Hypersonic weapons fly at least 5 times the speed of sound, have unpredictable flight paths, and are expected to be very difficult to defend against.
The Department of Defense is developing hypersonic weapons and technologies with support from other agencies. These projects are expected to cost almost $15 billion from FYs 2015-2024.
NASA and the Department of Energy have agreements with DOD on their supporting roles in developing the technology. Within DOD, development efforts are ongoing at dozens of organizations. To ensure coordinated leadership, we recommended that DOD better define and document roles and responsibilities for these efforts.
A hypersonic model being tested inside a high-temperature tunnel at NASA Langley
What GAO Found
GAO identified 70 efforts to develop hypersonic weapons and related technologies that are estimated to cost almost $15 billion from fiscal years 2015 through 2024 (see figure). These efforts are widespread across the Department of Defense (DOD) in collaboration with the Department of Energy (DOE) and, in the case of hypersonic technology development, the National Aeronautics and Space Administration (NASA). DOD accounts for nearly all of this amount.
Hypersonic Weapon-related and Technology Development Total Reported Funding by Type of Effort from Fiscal Years 2015 through 2024, in Billions of Then-Year Dollars
The majority of this funding is for product development and potential fielding of prototype offensive hypersonic weapons. Additionally, it includes substantial investments in developing technologies for next generation hypersonic weapons and a smaller proportion aimed at countering hypersonic threats.
Hypersonic weapon systems are technically complex, and DOD has taken several steps to mitigate some of the challenges to developing them. For example, DOD has attempted to address challenges posed by immature technologies and aggressive schedules by pursuing multiple potential technological solutions so that it has options. Other challenges DOD is addressing relate to industrial base and human capital workforce investments needed to support large-scale production and the availability of wind tunnels and open-air flight test ranges needed to test hypersonic weapons.
DOE and NASA have agreements with DOD on supporting roles, but DOD itself has not documented the roles, responsibilities, and authorities of the multitude of its organizations, including the military services, that are working on hypersonic weapon development. Such governing documentation would provide for a level of continuity when leadership and organizational priorities inevitably change, especially as hypersonic weapon development efforts are expected to continue over at least the next decade.
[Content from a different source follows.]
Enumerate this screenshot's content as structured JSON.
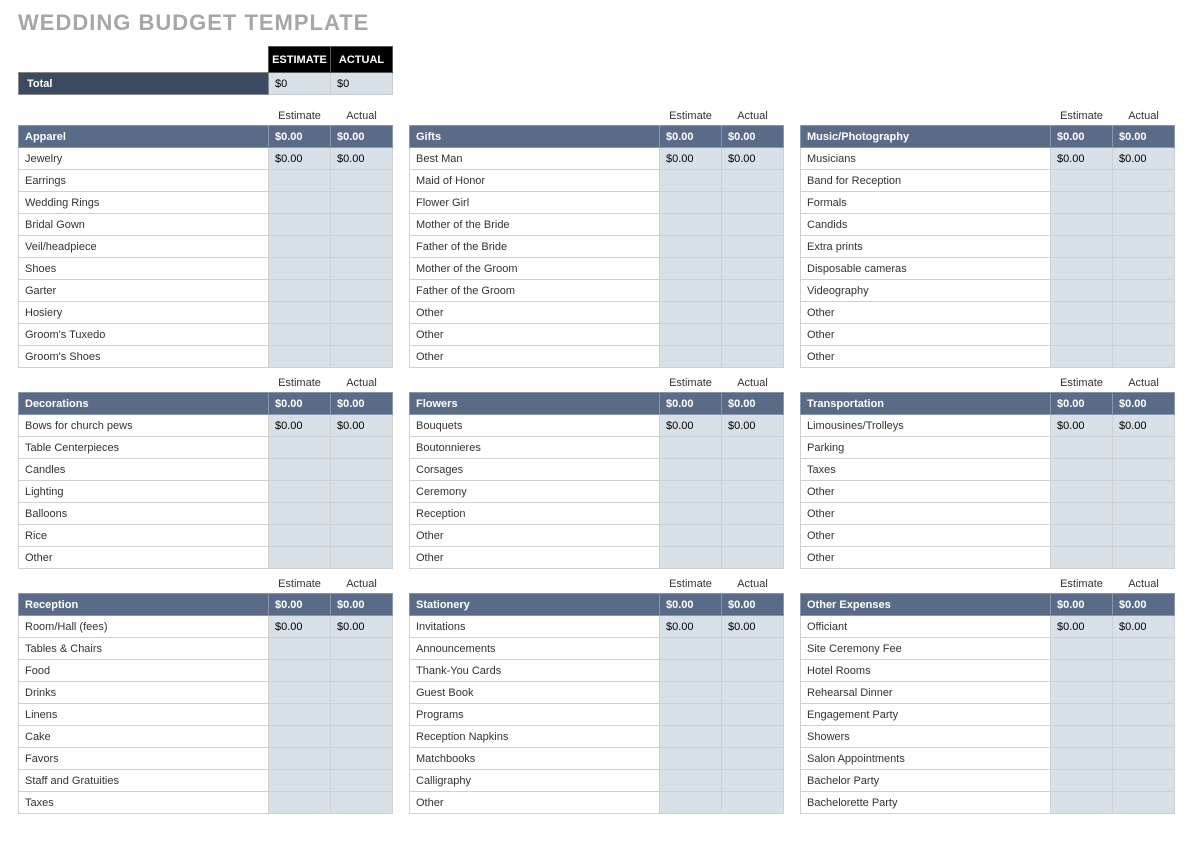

Without clear leadership roles, responsibilities, and authorities, DOD is at risk of impeding its progress toward delivering hypersonic weapon capabilities and opening up the potential for conflict and wasted resources as decisions over larger investments are made in the future.
Why GAO Did This Study
Hypersonic missiles, which are an important part of building hypersonic weapon systems, move at least five times the speed of sound, have unpredictable flight paths, and are expected to be capable of evading today's defensive systems. DOD has begun multiple efforts to develop offensive hypersonic weapons as well as technologies to improve its ability to track and defend against them. NASA and DOE are also conducting research into hypersonic technologies. The investments for these efforts are significant.
This report identifies: (1) U.S. government efforts to develop hypersonic systems that are underway and their costs, (2) challenges these efforts face and what is being done to address them, and (3) the extent to which the U.S. government is effectively coordinating these efforts. This is a public version of a sensitive report that GAO issued in January 2021. Information that DOD deemed to be sensitive has been omitted.
GAO collected and reviewed information from DOD, DOE, and NASA to identify hypersonic weapons development efforts from fiscal years 2015 through 2024. GAO also analyzed agency documentation and interviewed agency officials.
The Secretary of Defense should define and document the roles, responsibilities, and authorities of the leadership positions and organizations in DOD responsible for the development and acquisition of hypersonic weapons. DOD concurred with the recommendation.
Recommendations for Executive Action
|Department of Defense||1. The Secretary of Defense should define and document the roles, responsibilities, and authorities of the leadership positions and organizations in the Department of Defense responsible for the development and acquisition of hypersonic weapons. (Recommendation 1)|